After a search, Rindge makes interim police chief permanent
RINDGE - Residents crowded into the Selectmen's Room at the town offices Friday afternoon to see their new police chief sworn in.
New Police Chief Frank Morrill is an eight-year veteran of the town police department and has been interim chief since former police chief Michael Sielicki resigned seven months ago.
With his right hand raised, Morrill said, "Sounds like a wedding vow," after Town Clerk Nancy Martin read him his oath. After the laughter subsided Morrill said, "I do."
Along with Morrill, two other officers were promoted in the Friday ceremony.
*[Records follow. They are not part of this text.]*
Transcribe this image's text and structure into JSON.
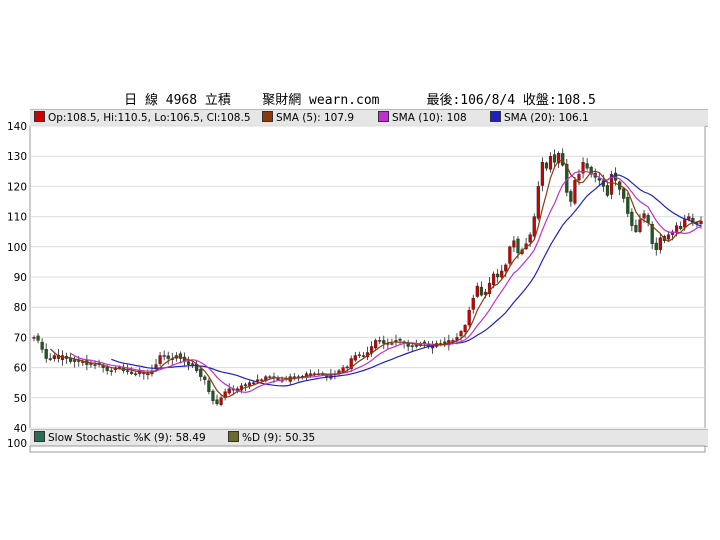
{
  "header": {
    "title": "日 線 4968 立積    聚財網 wearn.com      最後:106/8/4 收盤:108.5"
  },
  "legend_main": [
    {
      "label": "Op:108.5, Hi:110.5, Lo:106.5, Cl:108.5",
      "color": "#cc0000"
    },
    {
      "label": "SMA (5): 107.9",
      "color": "#8b3a0f"
    },
    {
      "label": "SMA (10): 108",
      "color": "#c030d0"
    },
    {
      "label": "SMA (20): 106.1",
      "color": "#2020c0"
    }
  ],
  "legend_sub": [
    {
      "label": "Slow Stochastic %K (9): 58.49",
      "color": "#2e6b5a"
    },
    {
      "label": "%D (9): 50.35",
      "color": "#6b6b2e"
    }
  ],
  "colors": {
    "up": "#cc0000",
    "down": "#1e5a1e",
    "sma5": "#8b3a0f",
    "sma10": "#c030d0",
    "sma20": "#2020c0",
    "grid": "#dcdcdc"
  },
  "chart_data": {
    "type": "candlestick",
    "ylim": [
      40,
      140
    ],
    "yticks": [
      40,
      50,
      60,
      70,
      80,
      90,
      100,
      110,
      120,
      130,
      140
    ],
    "sub_yticks": [
      100
    ],
    "grid": true,
    "last_bar": {
      "open": 108.5,
      "high": 110.5,
      "low": 106.5,
      "close": 108.5
    },
    "series": [
      {
        "name": "Close",
        "values": [
          70,
          69,
          66,
          63,
          63,
          64,
          63,
          64,
          63,
          62,
          62,
          62,
          62,
          61,
          61,
          61,
          61,
          60,
          59,
          59,
          60,
          60,
          59,
          59,
          58,
          58,
          59,
          58,
          58,
          59,
          61,
          64,
          64,
          63,
          63,
          64,
          63,
          62,
          61,
          61,
          59,
          57,
          56,
          52,
          49,
          48,
          50,
          52,
          53,
          53,
          53,
          54,
          54,
          55,
          55,
          56,
          56,
          57,
          57,
          57,
          56,
          56,
          56,
          57,
          57,
          57,
          57,
          58,
          58,
          58,
          58,
          58,
          57,
          58,
          58,
          59,
          60,
          60,
          63,
          64,
          64,
          64,
          65,
          67,
          69,
          69,
          68,
          68,
          68,
          69,
          69,
          68,
          67,
          67,
          67,
          68,
          68,
          67,
          67,
          68,
          68,
          68,
          69,
          69,
          70,
          72,
          74,
          79,
          83,
          87,
          84,
          85,
          88,
          91,
          90,
          92,
          94,
          100,
          102,
          98,
          99,
          101,
          104,
          110,
          120,
          128,
          126,
          130,
          128,
          131,
          127,
          118,
          115,
          122,
          124,
          128,
          126,
          124,
          123,
          122,
          120,
          117,
          124,
          122,
          119,
          116,
          111,
          107,
          105,
          109,
          111,
          108,
          101,
          99,
          103,
          102,
          104,
          105,
          107,
          106,
          109,
          110,
          108,
          108,
          108.5
        ]
      },
      {
        "name": "SMA (5)",
        "values": []
      },
      {
        "name": "SMA (10)",
        "values": []
      },
      {
        "name": "SMA (20)",
        "values": []
      }
    ]
  }
}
Dan Anair was promoted from detective to sergeant and Jeff Seppala was promoted from officer to detective.
Selectman Jed Brummer started the ceremony with a moment of silence for the people of Newtown and Sandy Hook, Conn.
"It's not often in the town of Rindge we get to honor three officers at the same time. We're looking forward to their service and I think Rindge is damn proud of all the work you do for the town," Brummer said.
After the policemen were sworn in, each had their new badges, denoting their new ranks, pinned on their chests by their wives.
Morrill thanked the residents for attending the ceremony.
"I'm very proud of everybody that works here, very proud. We've got a great bunch of folks here. There's a lot of talent dedication and loyalty here. A lot of education here," Morrill said.
He said the department would work together with the community and Franklin Pierce University to meet the needs of the town.
Morrill was chosen out of 82 candidates that applied for the position.
Though Morrill was popular with residents, the select board hired Meredith consulting firm Municipal Resources Inc. to conduct a search for a new chief. Residents were asked for input by means of a survey.
At the end of the process, Morrill was one of four candidates recommended to the select board and were interviewed by the select board.
"No credit was given to Frank as interim chief," Brummer said. "Out of 82 candidates, he rose to the top."
During the search process that cost the town $4,500, a group of residents circulated a petition in support of Morrill. Despite the support for Morrill from the community before he was chosen, Brummer said a thorough search was important and well worth the money. The town can now rest easy knowing it did its due diligence and found the best person for the job, he said.
Morrill said he was grateful for the community support, which made him work harder through the process because he didn't want to let anyone down.
The department is now focused on filling two vacancies for a full-time officer and a part-time officer as well as working to retain current officers, he said.
Morrill, 48, started his police career as a patrol officer in Peterborough in 1991. He was hired by the town of Rindge to be a police sergeant eight years ago.